_WHAT TO DO:_ Scan the entries below for the string "Correction" and copy every line where it turns up.

_SUPPLIED RECORDS:_
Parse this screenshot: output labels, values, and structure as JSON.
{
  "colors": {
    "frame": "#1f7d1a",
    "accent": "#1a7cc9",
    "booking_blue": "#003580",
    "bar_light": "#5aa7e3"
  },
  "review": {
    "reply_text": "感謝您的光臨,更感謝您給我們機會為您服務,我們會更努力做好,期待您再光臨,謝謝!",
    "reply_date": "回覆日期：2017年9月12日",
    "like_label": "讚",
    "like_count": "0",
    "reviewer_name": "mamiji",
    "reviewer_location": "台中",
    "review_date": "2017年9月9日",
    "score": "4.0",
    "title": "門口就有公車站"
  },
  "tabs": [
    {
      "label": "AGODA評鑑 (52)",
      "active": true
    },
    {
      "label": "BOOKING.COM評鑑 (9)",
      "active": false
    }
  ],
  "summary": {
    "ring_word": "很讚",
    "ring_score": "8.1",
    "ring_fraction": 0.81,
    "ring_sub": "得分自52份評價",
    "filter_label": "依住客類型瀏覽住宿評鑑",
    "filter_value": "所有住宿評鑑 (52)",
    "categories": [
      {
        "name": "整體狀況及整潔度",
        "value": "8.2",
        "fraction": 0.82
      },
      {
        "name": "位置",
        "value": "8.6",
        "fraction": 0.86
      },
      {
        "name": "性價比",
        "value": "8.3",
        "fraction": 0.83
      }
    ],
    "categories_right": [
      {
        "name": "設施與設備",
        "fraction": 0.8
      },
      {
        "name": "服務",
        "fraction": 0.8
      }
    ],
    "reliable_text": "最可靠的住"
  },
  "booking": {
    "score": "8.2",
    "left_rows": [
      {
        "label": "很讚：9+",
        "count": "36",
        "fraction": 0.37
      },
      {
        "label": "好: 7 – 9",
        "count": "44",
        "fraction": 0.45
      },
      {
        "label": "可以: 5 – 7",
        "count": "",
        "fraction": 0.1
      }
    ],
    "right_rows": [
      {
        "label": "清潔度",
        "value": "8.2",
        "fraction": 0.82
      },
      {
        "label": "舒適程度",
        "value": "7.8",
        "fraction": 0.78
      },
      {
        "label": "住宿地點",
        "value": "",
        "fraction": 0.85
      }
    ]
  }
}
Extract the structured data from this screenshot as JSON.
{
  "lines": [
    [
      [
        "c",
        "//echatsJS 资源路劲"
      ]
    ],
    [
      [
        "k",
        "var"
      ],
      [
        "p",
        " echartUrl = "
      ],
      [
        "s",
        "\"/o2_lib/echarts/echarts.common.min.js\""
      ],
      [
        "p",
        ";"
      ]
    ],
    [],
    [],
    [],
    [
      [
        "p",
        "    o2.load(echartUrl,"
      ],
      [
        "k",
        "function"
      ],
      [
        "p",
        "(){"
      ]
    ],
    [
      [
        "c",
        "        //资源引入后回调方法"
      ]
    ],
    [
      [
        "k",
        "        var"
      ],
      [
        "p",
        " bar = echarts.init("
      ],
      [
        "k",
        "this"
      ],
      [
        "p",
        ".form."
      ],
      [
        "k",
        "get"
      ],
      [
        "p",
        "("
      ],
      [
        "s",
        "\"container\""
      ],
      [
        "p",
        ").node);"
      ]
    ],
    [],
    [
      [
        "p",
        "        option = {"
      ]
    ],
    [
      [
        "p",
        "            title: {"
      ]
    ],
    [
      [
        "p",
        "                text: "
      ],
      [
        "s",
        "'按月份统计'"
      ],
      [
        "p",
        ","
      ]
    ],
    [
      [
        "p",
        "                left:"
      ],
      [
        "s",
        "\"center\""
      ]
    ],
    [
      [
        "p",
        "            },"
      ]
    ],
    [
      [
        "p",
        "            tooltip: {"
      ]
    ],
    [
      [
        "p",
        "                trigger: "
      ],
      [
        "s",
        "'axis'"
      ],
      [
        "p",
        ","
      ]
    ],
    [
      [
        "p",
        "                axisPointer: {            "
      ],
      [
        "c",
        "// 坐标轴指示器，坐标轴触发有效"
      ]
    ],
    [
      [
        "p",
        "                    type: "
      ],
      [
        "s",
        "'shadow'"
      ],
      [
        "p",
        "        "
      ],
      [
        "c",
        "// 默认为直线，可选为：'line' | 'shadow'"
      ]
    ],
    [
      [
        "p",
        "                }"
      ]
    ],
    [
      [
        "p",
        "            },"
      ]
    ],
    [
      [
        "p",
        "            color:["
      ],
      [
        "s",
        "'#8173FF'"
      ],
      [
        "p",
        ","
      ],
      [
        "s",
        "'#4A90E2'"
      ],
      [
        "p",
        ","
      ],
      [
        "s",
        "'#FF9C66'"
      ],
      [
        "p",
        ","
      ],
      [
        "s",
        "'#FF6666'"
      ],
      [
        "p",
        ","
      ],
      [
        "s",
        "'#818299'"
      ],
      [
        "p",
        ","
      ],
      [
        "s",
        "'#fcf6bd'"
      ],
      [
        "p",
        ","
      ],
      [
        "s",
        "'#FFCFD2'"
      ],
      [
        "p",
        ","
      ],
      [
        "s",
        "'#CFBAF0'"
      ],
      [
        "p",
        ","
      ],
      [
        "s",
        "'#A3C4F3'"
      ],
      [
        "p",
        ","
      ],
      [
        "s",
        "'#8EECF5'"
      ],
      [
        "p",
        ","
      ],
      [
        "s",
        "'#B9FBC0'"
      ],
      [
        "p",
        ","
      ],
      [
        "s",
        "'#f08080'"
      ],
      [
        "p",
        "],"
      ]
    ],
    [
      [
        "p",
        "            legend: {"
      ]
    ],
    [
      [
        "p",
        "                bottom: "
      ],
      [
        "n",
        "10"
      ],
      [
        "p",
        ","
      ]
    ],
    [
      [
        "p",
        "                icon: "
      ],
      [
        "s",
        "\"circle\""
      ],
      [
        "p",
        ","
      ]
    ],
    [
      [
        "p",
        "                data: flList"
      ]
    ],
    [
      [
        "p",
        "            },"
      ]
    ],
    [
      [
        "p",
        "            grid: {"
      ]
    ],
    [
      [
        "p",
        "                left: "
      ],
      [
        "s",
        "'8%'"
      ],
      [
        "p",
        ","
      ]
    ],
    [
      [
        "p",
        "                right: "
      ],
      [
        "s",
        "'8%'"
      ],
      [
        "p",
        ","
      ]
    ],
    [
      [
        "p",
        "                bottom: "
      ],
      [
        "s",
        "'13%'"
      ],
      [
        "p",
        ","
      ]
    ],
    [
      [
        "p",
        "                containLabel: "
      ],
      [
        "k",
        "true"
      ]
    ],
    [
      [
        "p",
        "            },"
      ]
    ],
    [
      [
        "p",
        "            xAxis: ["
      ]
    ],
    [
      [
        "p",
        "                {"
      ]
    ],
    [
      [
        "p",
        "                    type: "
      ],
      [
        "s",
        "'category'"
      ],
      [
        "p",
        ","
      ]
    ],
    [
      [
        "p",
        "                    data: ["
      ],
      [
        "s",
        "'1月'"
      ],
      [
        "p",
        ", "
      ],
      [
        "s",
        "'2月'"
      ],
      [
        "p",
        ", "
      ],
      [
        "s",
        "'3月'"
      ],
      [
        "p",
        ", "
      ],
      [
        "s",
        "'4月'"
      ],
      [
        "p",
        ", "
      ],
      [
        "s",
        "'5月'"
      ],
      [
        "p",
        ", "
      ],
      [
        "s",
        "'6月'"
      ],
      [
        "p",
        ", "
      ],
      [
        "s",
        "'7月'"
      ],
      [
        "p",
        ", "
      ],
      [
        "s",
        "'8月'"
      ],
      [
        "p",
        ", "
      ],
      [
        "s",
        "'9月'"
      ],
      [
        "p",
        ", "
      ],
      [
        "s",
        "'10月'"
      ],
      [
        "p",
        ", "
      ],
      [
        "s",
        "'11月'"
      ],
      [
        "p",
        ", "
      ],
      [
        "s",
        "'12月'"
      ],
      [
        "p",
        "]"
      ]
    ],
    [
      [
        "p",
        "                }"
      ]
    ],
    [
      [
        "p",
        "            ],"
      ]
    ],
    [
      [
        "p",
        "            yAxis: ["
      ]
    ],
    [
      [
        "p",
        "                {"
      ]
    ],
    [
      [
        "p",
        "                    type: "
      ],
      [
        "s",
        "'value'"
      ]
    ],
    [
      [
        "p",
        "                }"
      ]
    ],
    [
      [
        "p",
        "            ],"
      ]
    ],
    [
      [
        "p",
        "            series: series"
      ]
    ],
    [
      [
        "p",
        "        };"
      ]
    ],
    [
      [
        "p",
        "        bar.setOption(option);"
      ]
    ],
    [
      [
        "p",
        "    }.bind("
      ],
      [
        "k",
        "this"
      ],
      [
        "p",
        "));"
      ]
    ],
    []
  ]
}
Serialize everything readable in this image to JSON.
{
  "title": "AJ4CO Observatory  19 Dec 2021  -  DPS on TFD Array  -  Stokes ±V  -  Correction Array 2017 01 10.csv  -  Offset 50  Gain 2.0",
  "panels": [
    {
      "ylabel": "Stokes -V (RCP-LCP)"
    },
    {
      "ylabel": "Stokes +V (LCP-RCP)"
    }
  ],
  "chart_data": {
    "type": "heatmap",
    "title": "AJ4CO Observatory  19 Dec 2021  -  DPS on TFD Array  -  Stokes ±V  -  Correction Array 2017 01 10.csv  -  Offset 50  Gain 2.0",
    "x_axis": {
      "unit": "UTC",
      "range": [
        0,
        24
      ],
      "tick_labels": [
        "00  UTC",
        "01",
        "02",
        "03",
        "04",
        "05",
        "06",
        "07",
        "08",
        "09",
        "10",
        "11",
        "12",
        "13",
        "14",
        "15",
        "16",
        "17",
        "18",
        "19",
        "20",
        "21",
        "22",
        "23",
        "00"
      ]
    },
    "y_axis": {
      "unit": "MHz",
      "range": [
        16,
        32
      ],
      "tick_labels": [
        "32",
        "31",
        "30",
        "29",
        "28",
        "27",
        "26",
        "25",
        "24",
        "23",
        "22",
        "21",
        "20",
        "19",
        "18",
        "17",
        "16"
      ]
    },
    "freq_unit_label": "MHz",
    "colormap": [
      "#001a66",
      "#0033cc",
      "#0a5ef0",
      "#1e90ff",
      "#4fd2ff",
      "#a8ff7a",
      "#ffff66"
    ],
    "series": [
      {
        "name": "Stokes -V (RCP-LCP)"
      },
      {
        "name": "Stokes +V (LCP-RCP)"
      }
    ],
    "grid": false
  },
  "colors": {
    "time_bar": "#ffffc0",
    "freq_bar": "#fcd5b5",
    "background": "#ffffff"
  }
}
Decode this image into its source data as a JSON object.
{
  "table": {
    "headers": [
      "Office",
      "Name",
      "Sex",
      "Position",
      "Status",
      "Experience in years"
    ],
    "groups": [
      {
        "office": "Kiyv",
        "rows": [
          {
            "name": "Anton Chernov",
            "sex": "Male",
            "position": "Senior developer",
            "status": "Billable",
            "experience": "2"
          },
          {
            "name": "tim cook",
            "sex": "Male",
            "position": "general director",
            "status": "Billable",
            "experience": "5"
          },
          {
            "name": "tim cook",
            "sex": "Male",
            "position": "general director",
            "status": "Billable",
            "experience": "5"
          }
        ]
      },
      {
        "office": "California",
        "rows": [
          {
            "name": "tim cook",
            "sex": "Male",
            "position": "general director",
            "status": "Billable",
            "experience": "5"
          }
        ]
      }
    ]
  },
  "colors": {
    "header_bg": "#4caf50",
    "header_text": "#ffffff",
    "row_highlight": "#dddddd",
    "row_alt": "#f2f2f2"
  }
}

_WRITTEN ANSWER:_
  "title": "AJ4CO Observatory  19 Dec 2021  -  DPS on TFD Array  -  Stokes ±V  -  Correction Array 2017 01 10.csv  -  Offset 50  Gain 2.0",
    "title": "AJ4CO Observatory  19 Dec 2021  -  DPS on TFD Array  -  Stokes ±V  -  Correction Array 2017 01 10.csv  -  Offset 50  Gain 2.0",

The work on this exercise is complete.